Life with my hound dog husband
Folks in the audience hooted and clapped. It was an audacious, seamless performance, complete with live band, backup singers, and beefy bodyguards. But there was no way that I, Elvis' wife, could keep watching. I covered my eyes with my hands and held my breath. It was the 54-year-old knee Elvis was leaning on that frightened me. At an earlier performance, it had popped out of its socket, and the King had dropped to the floor. Everybody thought the move was part of the show, but I, like most spouses of celebs, knew the gritty truth.
My odyssey with 'Elvis' began four years ago, when my husband, Bill, a novelist, college teacher, and father of our two young daughters, took the bait from an enterprising editor: He agreed to write a nonfiction book about the Elvis-impersonator scene.
The quid pro quo? He had to become one. Now, I am not an Elvis fan, but I am game for adventure. Indeed, my own path has taken some bizarre twists during our 20-plus years of married life: from modern dancer, professional dog walker, masseuse, community organizer, to mother and freelance writer. Who was I to protest? And how many times does a middle-aged pop culture hound get to morph into a rhinestone-studded Elvis?
Too many, I found out. One time, Bill drove two days to a show, leaving behind his jumpsuit and wig. 'You what?' I asked, incredulous, when he called. Visions of a frenzied mob of Dionysian Elvis devotees angrily dismembering my balding, Teva-shod husband quelled my wifely anger at his forgetfulness, and Fed Ex saved the day. At another concert, the wife of a real impersonator pulled Bill aside and suggested that he unzip his suit and 'show some chest.' Later, I found my man dozing in the bathtub, a swirl of muddy 'For Men Only' black dye burning the flesh on his chest.
'Who cares if your chest hair is white and your suit doesn't fit perfectly?' I wailed. (He'd made several trips to the alterations lady, trying to get the hand-me-down suit's crotch raised.) 'You're only an impersonator of an impersonator.'
I tried to stand by my man.
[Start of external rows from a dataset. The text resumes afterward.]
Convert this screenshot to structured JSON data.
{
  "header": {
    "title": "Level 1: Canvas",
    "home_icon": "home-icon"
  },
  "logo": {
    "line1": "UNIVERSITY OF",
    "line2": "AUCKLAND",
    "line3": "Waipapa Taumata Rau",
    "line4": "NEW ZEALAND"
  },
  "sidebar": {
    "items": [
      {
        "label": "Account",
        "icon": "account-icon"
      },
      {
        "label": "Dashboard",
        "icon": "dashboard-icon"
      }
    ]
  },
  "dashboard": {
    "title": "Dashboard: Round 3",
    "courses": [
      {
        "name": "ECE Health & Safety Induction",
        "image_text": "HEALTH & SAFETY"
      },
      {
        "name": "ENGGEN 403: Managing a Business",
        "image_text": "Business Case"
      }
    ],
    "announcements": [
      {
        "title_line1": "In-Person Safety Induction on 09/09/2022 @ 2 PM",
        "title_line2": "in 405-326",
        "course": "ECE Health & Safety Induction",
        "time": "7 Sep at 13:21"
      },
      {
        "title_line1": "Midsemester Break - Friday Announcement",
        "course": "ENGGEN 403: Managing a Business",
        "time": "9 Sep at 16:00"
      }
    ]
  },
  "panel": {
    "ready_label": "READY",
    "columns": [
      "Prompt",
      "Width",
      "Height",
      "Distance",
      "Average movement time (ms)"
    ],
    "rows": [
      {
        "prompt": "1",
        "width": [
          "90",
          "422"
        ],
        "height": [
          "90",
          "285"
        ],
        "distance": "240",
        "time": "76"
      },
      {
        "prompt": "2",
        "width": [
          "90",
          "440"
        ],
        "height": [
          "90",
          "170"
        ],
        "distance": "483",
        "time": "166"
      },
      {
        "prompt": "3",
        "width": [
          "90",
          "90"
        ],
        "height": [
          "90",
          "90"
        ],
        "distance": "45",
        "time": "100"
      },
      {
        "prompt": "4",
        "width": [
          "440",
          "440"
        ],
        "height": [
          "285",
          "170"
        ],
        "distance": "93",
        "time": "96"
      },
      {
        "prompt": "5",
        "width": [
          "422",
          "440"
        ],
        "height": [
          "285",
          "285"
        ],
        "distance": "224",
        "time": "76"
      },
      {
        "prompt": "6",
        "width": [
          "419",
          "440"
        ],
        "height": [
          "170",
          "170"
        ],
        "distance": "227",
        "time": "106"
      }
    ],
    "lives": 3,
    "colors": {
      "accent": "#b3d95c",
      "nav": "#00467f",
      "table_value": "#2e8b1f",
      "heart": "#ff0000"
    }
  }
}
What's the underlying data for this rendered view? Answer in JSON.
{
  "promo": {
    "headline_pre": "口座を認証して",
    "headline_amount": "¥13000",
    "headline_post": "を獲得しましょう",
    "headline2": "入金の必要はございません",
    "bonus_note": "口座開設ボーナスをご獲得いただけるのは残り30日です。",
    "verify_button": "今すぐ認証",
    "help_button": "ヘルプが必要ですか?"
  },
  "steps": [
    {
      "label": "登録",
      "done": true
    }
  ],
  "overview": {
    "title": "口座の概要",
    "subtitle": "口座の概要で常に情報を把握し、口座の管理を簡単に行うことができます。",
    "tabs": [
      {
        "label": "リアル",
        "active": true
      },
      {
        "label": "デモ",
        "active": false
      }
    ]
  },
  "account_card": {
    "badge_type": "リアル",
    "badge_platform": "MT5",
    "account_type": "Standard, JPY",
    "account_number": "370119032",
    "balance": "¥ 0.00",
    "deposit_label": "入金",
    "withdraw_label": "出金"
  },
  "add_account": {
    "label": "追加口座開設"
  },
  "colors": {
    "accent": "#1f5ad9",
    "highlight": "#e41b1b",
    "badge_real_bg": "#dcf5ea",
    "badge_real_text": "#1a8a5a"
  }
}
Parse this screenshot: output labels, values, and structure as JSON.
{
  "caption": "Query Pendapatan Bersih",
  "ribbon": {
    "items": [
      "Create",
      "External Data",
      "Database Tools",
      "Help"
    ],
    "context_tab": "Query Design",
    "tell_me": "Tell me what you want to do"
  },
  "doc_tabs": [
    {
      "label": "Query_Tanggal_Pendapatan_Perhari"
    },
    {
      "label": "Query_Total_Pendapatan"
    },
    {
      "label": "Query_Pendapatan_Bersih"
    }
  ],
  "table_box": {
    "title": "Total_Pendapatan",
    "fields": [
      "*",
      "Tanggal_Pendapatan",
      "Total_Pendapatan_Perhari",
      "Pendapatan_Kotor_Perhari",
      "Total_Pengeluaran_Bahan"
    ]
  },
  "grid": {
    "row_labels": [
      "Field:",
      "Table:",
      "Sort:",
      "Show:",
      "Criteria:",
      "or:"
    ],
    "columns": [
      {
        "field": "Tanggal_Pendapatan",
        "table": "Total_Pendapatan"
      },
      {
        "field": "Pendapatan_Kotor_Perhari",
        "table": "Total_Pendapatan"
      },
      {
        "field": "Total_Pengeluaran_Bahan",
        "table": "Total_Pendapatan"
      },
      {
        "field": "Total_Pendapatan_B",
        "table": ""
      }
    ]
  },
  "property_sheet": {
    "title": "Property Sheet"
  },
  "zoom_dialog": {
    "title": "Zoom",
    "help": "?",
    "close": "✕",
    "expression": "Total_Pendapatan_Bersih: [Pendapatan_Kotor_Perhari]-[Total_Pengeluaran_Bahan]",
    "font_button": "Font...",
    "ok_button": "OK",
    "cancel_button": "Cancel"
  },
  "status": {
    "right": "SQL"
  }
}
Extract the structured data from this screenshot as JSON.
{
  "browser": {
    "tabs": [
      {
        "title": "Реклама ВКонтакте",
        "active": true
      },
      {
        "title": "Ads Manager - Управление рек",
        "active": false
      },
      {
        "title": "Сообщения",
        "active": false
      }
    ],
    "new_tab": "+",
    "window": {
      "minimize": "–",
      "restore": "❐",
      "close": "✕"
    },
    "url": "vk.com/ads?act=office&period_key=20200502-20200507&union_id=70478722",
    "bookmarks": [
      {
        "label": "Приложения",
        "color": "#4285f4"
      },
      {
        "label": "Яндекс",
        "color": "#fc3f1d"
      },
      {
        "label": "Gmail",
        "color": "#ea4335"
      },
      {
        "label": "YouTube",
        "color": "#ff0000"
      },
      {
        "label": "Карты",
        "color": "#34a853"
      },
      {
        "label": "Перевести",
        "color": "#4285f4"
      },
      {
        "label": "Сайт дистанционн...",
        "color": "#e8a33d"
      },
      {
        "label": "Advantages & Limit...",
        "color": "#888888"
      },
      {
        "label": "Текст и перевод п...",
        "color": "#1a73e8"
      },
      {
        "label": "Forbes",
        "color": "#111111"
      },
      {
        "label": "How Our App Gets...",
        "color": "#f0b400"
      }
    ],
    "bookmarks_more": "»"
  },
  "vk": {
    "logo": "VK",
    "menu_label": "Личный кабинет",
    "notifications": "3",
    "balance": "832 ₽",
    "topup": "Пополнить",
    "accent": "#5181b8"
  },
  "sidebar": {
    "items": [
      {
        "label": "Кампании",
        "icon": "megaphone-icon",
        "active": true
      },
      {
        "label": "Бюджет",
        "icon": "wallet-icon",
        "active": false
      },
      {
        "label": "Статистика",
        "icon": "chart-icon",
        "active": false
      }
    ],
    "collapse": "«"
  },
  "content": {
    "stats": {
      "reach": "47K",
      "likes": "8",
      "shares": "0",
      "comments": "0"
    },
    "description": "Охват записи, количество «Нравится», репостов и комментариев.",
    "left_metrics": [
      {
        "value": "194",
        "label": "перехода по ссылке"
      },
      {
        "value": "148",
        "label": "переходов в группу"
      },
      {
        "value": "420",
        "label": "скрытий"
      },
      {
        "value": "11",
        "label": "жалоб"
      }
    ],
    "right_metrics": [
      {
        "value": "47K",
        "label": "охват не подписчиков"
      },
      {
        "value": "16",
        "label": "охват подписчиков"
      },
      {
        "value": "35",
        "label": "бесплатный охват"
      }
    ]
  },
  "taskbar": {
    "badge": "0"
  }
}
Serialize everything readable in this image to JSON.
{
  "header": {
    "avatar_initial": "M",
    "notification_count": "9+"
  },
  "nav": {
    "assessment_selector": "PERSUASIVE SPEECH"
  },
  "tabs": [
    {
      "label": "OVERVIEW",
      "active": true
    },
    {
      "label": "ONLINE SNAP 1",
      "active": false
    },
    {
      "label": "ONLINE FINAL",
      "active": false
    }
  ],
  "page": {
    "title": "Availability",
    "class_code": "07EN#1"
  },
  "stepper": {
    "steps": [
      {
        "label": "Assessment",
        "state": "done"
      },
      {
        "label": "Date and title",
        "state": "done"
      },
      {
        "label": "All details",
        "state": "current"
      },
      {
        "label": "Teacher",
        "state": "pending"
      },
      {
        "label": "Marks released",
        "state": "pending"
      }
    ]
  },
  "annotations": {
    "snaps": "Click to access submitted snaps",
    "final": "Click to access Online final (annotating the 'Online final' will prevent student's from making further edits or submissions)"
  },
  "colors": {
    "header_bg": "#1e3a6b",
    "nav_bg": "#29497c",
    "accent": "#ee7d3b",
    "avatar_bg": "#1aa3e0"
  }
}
I once taped this list to the bathroom mirror:
1. WHITE SUIT
3. WHITE SHOES
4. GAUDY RINGS
5. BAG OF SCARVES
6. ELVIS BELT
7. ELVIS GLASSES
8. KNEE BRACE
But the entire endeavor confused me. What would you do if your mate suddenly threw himself wholeheartedly into an activity you found, well, distasteful? I tried to console myself: At least he wasn't gambling, pursuing an MBA degree, or ringing bells on street corners with the Hare Krishnas. I was the one, after all, who had stuck the George Eliot quote to our refrigerator door: 'It is never too late to be what you might have been.'
Or is it? I was sure about one thing. There was no way I was going to accompany Bill to Images of Elvis, the ultimate impersonator contest, in Memphis. Even the thought of spending a whole week in one of those drop-ceilinged, stale-aired motel banquet rooms, watching 80 impostors bump and grind across a makeshift stage, made me gag.
Anyway, the book came out, the promotional fanfare followed, an even balder Bill limped back into the classroom where he belonged, and our lives returned to normal.
The phone kept ringing. FiancÈes wanted him to sing ballads at their weddings, schools 'booked' him, festivals featured him. Some folks, it seems, just can't get enough of Elvis, any Elvis.
Luckily, Bill isn't one of them. After a year of glorying as the King, he was completely worn out. His back seized up, and he quit.
'That was a wild romp,' I said, 'but I guess we're both getting a bit old to try on new lives.'
So why, I asked him the other day, is he boning up on Jerry Garcia lyrics?
From The Oxford American (Summer 1999). Subscriptions: $19.95/yr. (6 issues) from Box 1156, Oxford, MS 38655.